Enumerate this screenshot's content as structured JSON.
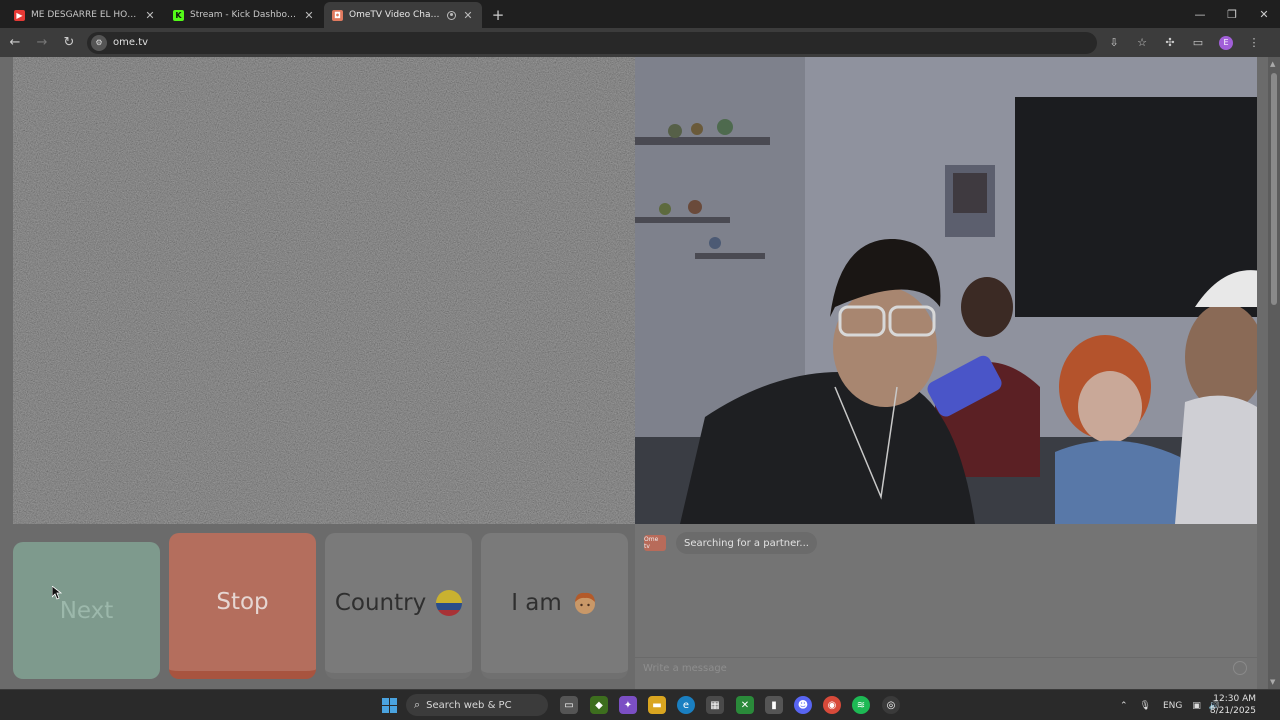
{
  "browser": {
    "tabs": [
      {
        "title": "ME DESGARRÉ EL HOMBRO - T",
        "favicon": "youtube-icon",
        "color": "#e53935",
        "active": false
      },
      {
        "title": "Stream - Kick Dashboard",
        "favicon": "kick-icon",
        "color": "#53fc18",
        "active": false
      },
      {
        "title": "OmeTV Video Chat — Ome",
        "favicon": "ometv-icon",
        "color": "#e07a5f",
        "active": true
      }
    ],
    "new_tab_label": "+",
    "url": "ome.tv",
    "profile_initial": "E"
  },
  "controls": {
    "next_label": "Next",
    "stop_label": "Stop",
    "country_label": "Country",
    "country_flag": "colombia-flag-icon",
    "iam_label": "I am",
    "iam_icon": "boy-face-icon"
  },
  "chat": {
    "logo_text": "Ome tv",
    "status_message": "Searching for a partner...",
    "input_placeholder": "Write a message"
  },
  "taskbar": {
    "search_placeholder": "Search web & PC",
    "language": "ENG",
    "time": "12:30 AM",
    "date": "8/21/2025"
  }
}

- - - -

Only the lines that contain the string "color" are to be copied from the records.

— EXERCISE RESULT —
        "color": "#e53935",
        "color": "#53fc18",
        "color": "#e07a5f",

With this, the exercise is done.